If you have never watched the Townsends on YouTube, I encourage you to do so! Here’s a video about using other foods to substitute for part of the wheat flour at a time when wheat flour was in short supply due to crop failures or other reasons. In this video, John concentrates on the use of potato. As he points out, one advantage of using potato is that it isn’t easy to tell that the loaf is not all wheat. People in the 18th century wanted white bread.
Of course these days we make bread with all kinds of grain. Two common additions are oats and corn. If you want to try potato bread, either follow John’s directions, or try this one.
I remember my mother making potato rolls for a special dinner – like Thanksgiving!
Potato Bread (from The Pioneer Woman)
Ingredients (makes 2 loaves)
Peel and cube the potatoes. Place in a saucepan, cover with water, and bring to a boil. Reduce heat and cook on a low boil for about 10 minutes, until the potatoes are easily pierced with a paring knife.
Drain potatoes, reserving the water. Mash potatoes well. Let potatoes and potato water cool for at least 30 minutes. Potato water should be lukewarm before using.
In a large bowl, stir flour, sugar, yeast, and salt. Add the lesser amount of potato water, milk, butter, and 1 cup mashed potatoes (you’ll have extra). Mix using the paddle attachment until thoroughly combined. The mixture should be tacky and sticky. If too dry, mix in remaining 1/4 cup potato water.
Switch to a dough hook and knead on medium speed for about 8 minutes, pausing a few times to scrape the sides and bottom of the bowl, as well as the dough hook.
The dough should be smooth, but soft and still a bit tacky feeling. Remove to an oiled bowl. Cover with an oiled piece of plastic wrap. Let rise until doubled in bulk, about 1 hour to 90 minutes.
Punch down the dough. Divide in half and place on a lightly floured surface. Knead each piece a few times, form into a log, and place in two greased (8×4 or 9×5) loaf pans.
Cover the pans lightly with oiled plastic wrap.

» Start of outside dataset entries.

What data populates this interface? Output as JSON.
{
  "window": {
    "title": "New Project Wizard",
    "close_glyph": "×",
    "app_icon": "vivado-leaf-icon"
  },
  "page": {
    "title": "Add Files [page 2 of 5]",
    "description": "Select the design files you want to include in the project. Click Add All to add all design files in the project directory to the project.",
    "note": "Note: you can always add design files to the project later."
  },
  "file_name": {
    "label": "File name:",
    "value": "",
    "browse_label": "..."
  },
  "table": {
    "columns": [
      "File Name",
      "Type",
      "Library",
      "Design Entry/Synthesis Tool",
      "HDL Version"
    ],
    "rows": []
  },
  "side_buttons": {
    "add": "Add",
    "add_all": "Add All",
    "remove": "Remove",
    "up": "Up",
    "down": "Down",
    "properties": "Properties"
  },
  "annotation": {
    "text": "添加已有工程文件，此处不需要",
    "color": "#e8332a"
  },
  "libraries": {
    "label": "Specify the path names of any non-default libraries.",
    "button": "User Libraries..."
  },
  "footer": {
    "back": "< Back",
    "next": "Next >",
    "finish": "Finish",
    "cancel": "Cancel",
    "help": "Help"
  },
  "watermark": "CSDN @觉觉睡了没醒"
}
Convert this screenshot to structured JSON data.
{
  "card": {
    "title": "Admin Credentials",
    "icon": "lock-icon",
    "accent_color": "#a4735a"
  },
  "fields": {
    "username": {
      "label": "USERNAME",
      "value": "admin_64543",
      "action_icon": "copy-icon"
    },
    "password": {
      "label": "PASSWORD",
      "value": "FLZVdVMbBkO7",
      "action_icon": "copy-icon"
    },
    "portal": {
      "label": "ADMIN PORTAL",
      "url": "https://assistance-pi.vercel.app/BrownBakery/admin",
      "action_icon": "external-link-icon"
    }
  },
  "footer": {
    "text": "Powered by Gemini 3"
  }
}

Let rise until the dough has crowned 1 inch over the tops of the pans, 30 minutes to 1 hour. Meanwhile, preheat the oven to 350ºF.
Bake bread for 35 minutes or until top is golden and internal temperature reaches 190ºF. Let cool in the pans for 5 minutes, then remove from the pans to cool on a wire rack.
Slice with a serrated knife. Bread may be wrapped well and frozen.